What you need to do:
Say how many lines in the records contain "title". The reply must consist of the number alone.

Stored data:
■ ■ ■ ■ ■ ■ ■

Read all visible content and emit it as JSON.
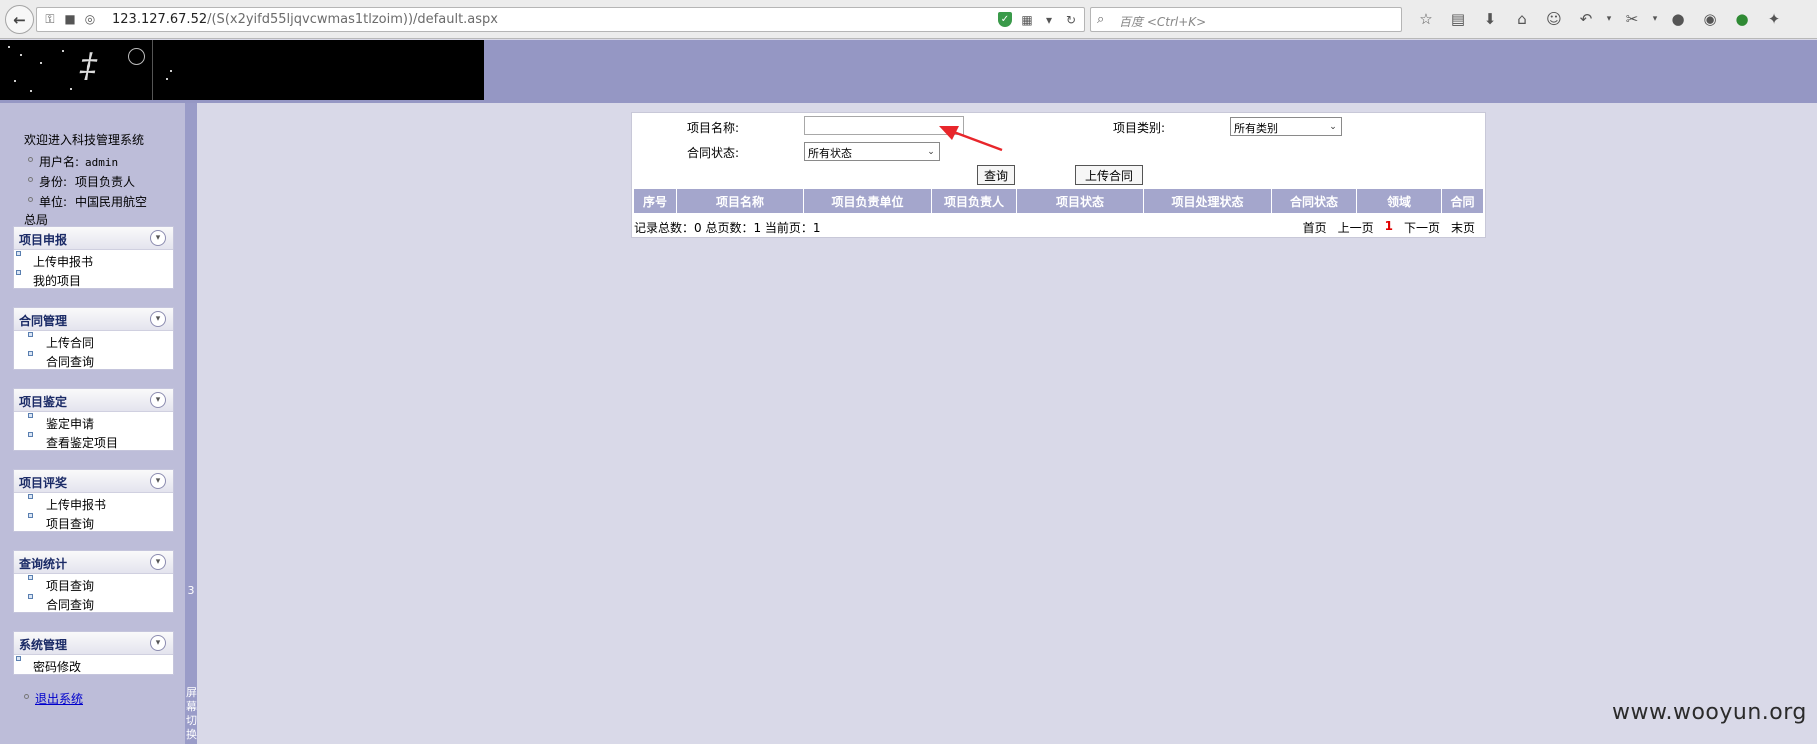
{
  "browser": {
    "url_host": "123.127.67.52",
    "url_path": "/(S(x2yifd55ljqvcwmas1tlzoim))/default.aspx",
    "search_placeholder": "百度 <Ctrl+K>"
  },
  "sidebar": {
    "welcome": "欢迎进入科技管理系统",
    "user_label": "用户名:",
    "user_value": "admin",
    "role_label": "身份:",
    "role_value": "项目负责人",
    "unit_label": "单位:",
    "unit_value_line1": "中国民用航空",
    "unit_value_line2": "总局",
    "strip_mark_top": "3",
    "strip_mark_bottom": [
      "屏",
      "幕",
      "切",
      "换"
    ],
    "panels": [
      {
        "title": "项目申报",
        "items": [
          "上传申报书",
          "我的项目"
        ]
      },
      {
        "title": "合同管理",
        "items": [
          "上传合同",
          "合同查询"
        ]
      },
      {
        "title": "项目鉴定",
        "items": [
          "鉴定申请",
          "查看鉴定项目"
        ]
      },
      {
        "title": "项目评奖",
        "items": [
          "上传申报书",
          "项目查询"
        ]
      },
      {
        "title": "查询统计",
        "items": [
          "项目查询",
          "合同查询"
        ]
      },
      {
        "title": "系统管理",
        "items": [
          "密码修改"
        ]
      }
    ],
    "logout": "退出系统"
  },
  "form": {
    "project_name_label": "项目名称:",
    "project_name_value": "",
    "project_type_label": "项目类别:",
    "project_type_value": "所有类别",
    "contract_status_label": "合同状态:",
    "contract_status_value": "所有状态",
    "query_button": "查询",
    "upload_contract_button": "上传合同"
  },
  "table": {
    "columns": [
      "序号",
      "项目名称",
      "项目负责单位",
      "项目负责人",
      "项目状态",
      "项目处理状态",
      "合同状态",
      "领域",
      "合同"
    ]
  },
  "summary": {
    "text": "记录总数：0 总页数：1 当前页：1"
  },
  "pager": {
    "first": "首页",
    "prev": "上一页",
    "current": "1",
    "next": "下一页",
    "last": "末页"
  },
  "watermark": "www.wooyun.org",
  "colors": {
    "banner": "#9597c4",
    "sidebar": "#bdbdd9",
    "table_header": "#a4a6cc",
    "page_bg": "#d9d9e8",
    "arrow": "#e8262b"
  }
}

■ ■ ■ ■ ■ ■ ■

Your response:
6